What buoys the show, and disarms the viewer, is the ways it captures Bruce’s intellect and charm as well as his pedantry, narcissism and anguish; family life that included love and conviviality as well as dark secrets. The grade-school-age Alison (delightful Carly Gold, alternating in the role with Jadyn Schwartz) and her two brothers romp through a gallows-humor TV commercial for their “fun home” — an ornate Victorian funeral parlor. (In David Zinn’s set, it functions as both a sketchy concept and a garish shrine to Bruce’s antiques addiction.)
In the mock-ad number, “Come to the Fun Home,” and in the Partridge Family-style opener “Welcome to our House on Maple Avenue,” Tesori concocts frothy tunes from midcentury pop culture steeped in manufactured innocence. But the score is character-driven, therefore eclectic. During the baroque strains of “Helen’s Etude,” Bruce seduces an ex-student in the parlor while Alison’s long-suffering mother, Helen (Susan Moniz), practices piano nearby. (She deserves a memoir of her own.)

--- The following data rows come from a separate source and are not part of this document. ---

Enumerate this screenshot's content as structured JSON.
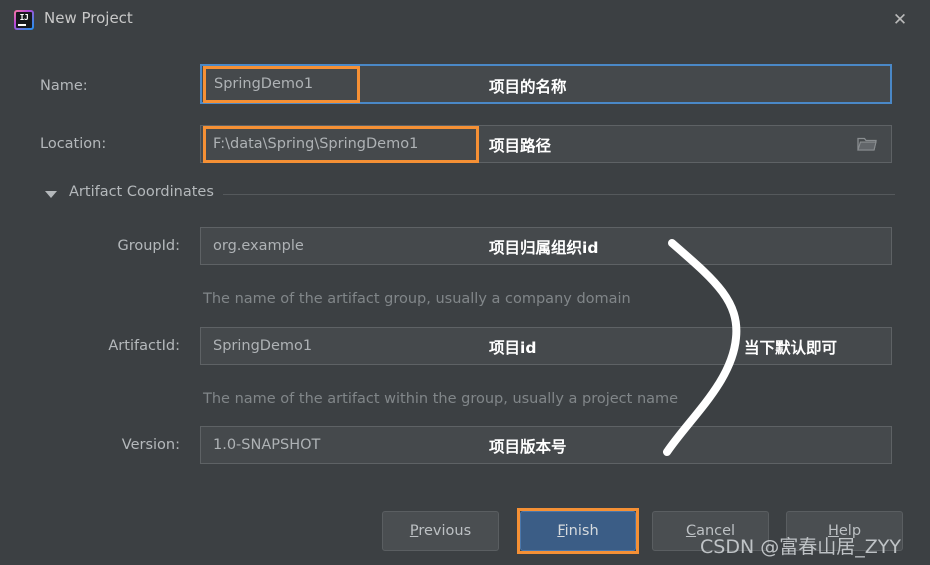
{
  "window": {
    "title": "New Project",
    "app_icon": "intellij-idea-icon",
    "close_icon": "close-icon"
  },
  "form": {
    "name": {
      "label": "Name:",
      "value": "SpringDemo1",
      "annotation": "项目的名称"
    },
    "location": {
      "label": "Location:",
      "value": "F:\\data\\Spring\\SpringDemo1",
      "annotation": "项目路径",
      "browse_icon": "folder-icon"
    },
    "artifact_coordinates": {
      "title": "Artifact Coordinates",
      "collapse_icon": "chevron-down-icon"
    },
    "group_id": {
      "label": "GroupId:",
      "value": "org.example",
      "hint": "The name of the artifact group, usually a company domain",
      "annotation": "项目归属组织id"
    },
    "artifact_id": {
      "label": "ArtifactId:",
      "value": "SpringDemo1",
      "hint": "The name of the artifact within the group, usually a project name",
      "annotation": "项目id"
    },
    "version": {
      "label": "Version:",
      "value": "1.0-SNAPSHOT",
      "annotation": "项目版本号"
    },
    "default_note": "当下默认即可"
  },
  "footer": {
    "previous": {
      "label_pre": "",
      "mnemonic": "P",
      "label_post": "revious"
    },
    "finish": {
      "label_pre": "",
      "mnemonic": "F",
      "label_post": "inish"
    },
    "cancel": {
      "label_pre": "",
      "mnemonic": "C",
      "label_post": "ancel"
    },
    "help": {
      "label_pre": "",
      "mnemonic": "H",
      "label_post": "elp"
    }
  },
  "watermark": "CSDN @富春山居_ZYY",
  "colors": {
    "dialog_bg": "#3c4043",
    "field_bg": "#45494c",
    "highlight_orange": "#f59035",
    "focus_blue": "#4a88c7",
    "finish_blue": "#3b5d86",
    "text": "#b4b8bb",
    "hint_text": "#818689",
    "annotation_white": "#ffffff"
  }
}
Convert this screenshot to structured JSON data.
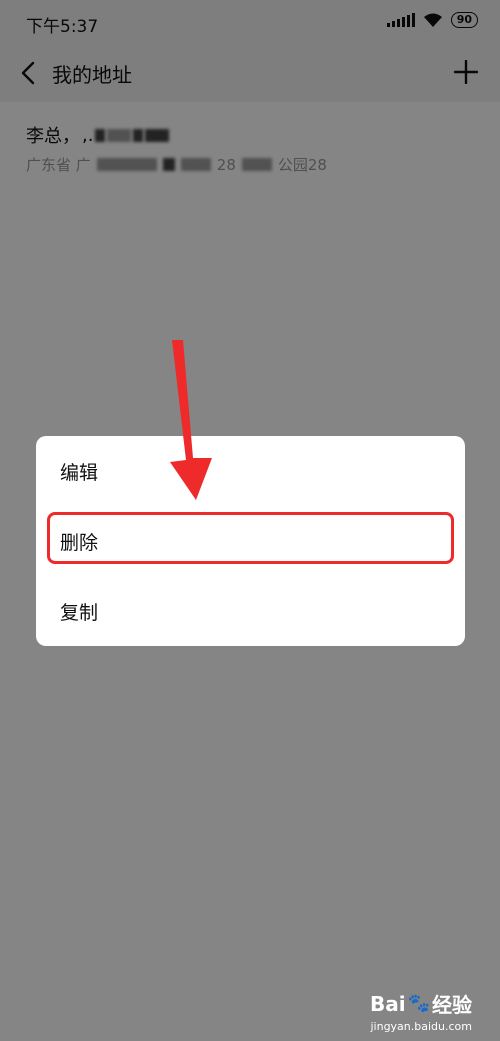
{
  "status_bar": {
    "time": "下午5:37",
    "battery": "90",
    "icons": [
      "signal-icon",
      "wifi-icon",
      "battery-icon"
    ]
  },
  "header": {
    "back_icon": "chevron-left-icon",
    "title": "我的地址",
    "add_icon": "plus-icon"
  },
  "address": {
    "name_prefix": "李总，",
    "name_fragment": ",.",
    "line_text_1": "广东省 广",
    "line_text_2": "28",
    "line_text_3": "公园28"
  },
  "menu": {
    "edit": "编辑",
    "delete": "删除",
    "copy": "复制"
  },
  "annotation": {
    "highlight_color": "#ee2a2a",
    "arrow_color": "#ee2a2a"
  },
  "watermark": {
    "logo_prefix": "Bai",
    "logo_suffix": "经验",
    "url": "jingyan.baidu.com"
  }
}
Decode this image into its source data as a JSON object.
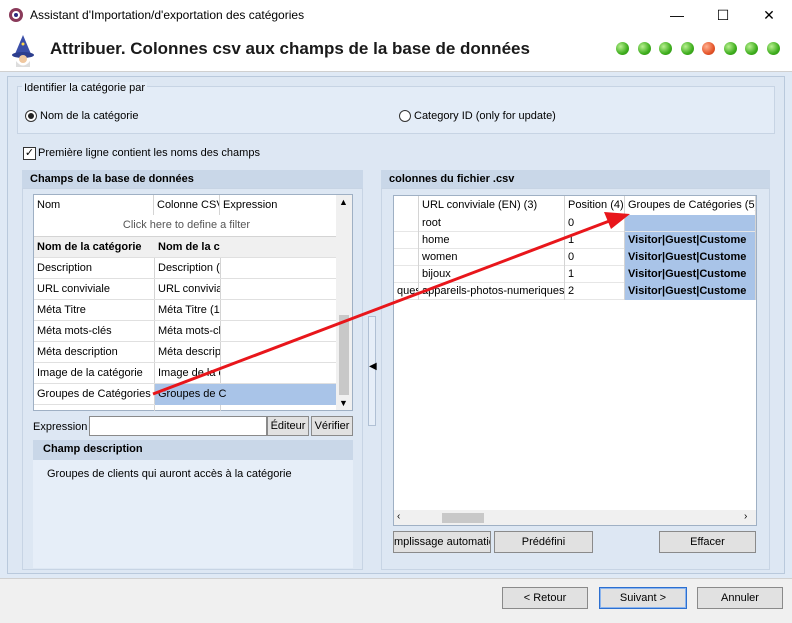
{
  "window": {
    "title": "Assistant d'Importation/d'exportation des catégories",
    "minimize": "—",
    "maximize": "☐",
    "close": "✕"
  },
  "header": {
    "title": "Attribuer. Colonnes csv aux champs de la base de données",
    "steps_total": 8,
    "current_step": 5
  },
  "identify": {
    "group_label": "Identifier la catégorie par",
    "option_name": "Nom de la catégorie",
    "option_id": "Category ID (only for update)",
    "selected": "option_name"
  },
  "first_row_checkbox": {
    "label": "Première ligne contient les noms des champs",
    "checked": true,
    "mark": "✓"
  },
  "db_fields": {
    "title": "Champs de la base de données",
    "columns": [
      "Nom",
      "Colonne CSV",
      "Expression"
    ],
    "filter_placeholder": "Click here to define a filter",
    "rows": [
      {
        "name": "Nom de la catégorie",
        "csv": "Nom de la c",
        "bold": true
      },
      {
        "name": "Description",
        "csv": "Description ("
      },
      {
        "name": "URL conviviale",
        "csv": "URL conviviali"
      },
      {
        "name": "Méta Titre",
        "csv": "Méta Titre (1"
      },
      {
        "name": "Méta mots-clés",
        "csv": "Méta mots-cl"
      },
      {
        "name": "Méta description",
        "csv": "Méta descript"
      },
      {
        "name": "Image de la catégorie",
        "csv": "Image de la c"
      },
      {
        "name": "Groupes de Catégories",
        "csv": "Groupes de C",
        "selected": true
      }
    ],
    "expression_label": "Expression",
    "editor_button": "Éditeur",
    "verify_button": "Vérifier",
    "desc_title": "Champ description",
    "desc_text": "Groupes de clients qui auront accès à la catégorie"
  },
  "csv_columns": {
    "title": "colonnes du fichier .csv",
    "columns": [
      "",
      "URL conviviale (EN) (3)",
      "Position (4)",
      "Groupes de Catégories (5)"
    ],
    "rows": [
      {
        "c0": "",
        "c1": "root",
        "c2": "0",
        "c3": ""
      },
      {
        "c0": "",
        "c1": "home",
        "c2": "1",
        "c3": "Visitor|Guest|Custome"
      },
      {
        "c0": "",
        "c1": "women",
        "c2": "0",
        "c3": "Visitor|Guest|Custome"
      },
      {
        "c0": "",
        "c1": "bijoux",
        "c2": "1",
        "c3": "Visitor|Guest|Custome"
      },
      {
        "c0": "ques",
        "c1": "appareils-photos-numeriques",
        "c2": "2",
        "c3": "Visitor|Guest|Custome"
      }
    ],
    "auto_fill_button": "mplissage automatic",
    "predefined_button": "Prédéfini",
    "clear_button": "Effacer"
  },
  "footer": {
    "back_button": "< Retour",
    "next_button": "Suivant >",
    "cancel_button": "Annuler"
  },
  "colors": {
    "accent": "#a9c4e8",
    "arrow": "#e8161b",
    "step_done": "#3fae1e",
    "step_current": "#e5552a"
  }
}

The soaring “Ring of Keys” is a Sondheimian swell of self-discovery as the youngest Alison is drawn to a butch delivery woman. Yet the wittiest, most ecstatic tune in this vein is “Changing My Major.” Here, Abby Corrigan, utterly convincing as college-age Alison, blossoms before us from a bookish, bound-up kid into a young adult owning her sexual feelings for another woman for the first time. This leads to a bittersweet coming out to her parents, momentous in unexpected ways.
The music, particularly its lush, lyrical and finally tragic elements, is expertly arranged for a chamber orchestra which is (awkwardly and unnecessarily) partially visible onstage. That’s a small glitch, in a musical that does what the best intimate memoirs do: Plunge us into someone’s complicated life, and spur us to reconsider our own complicated back stories.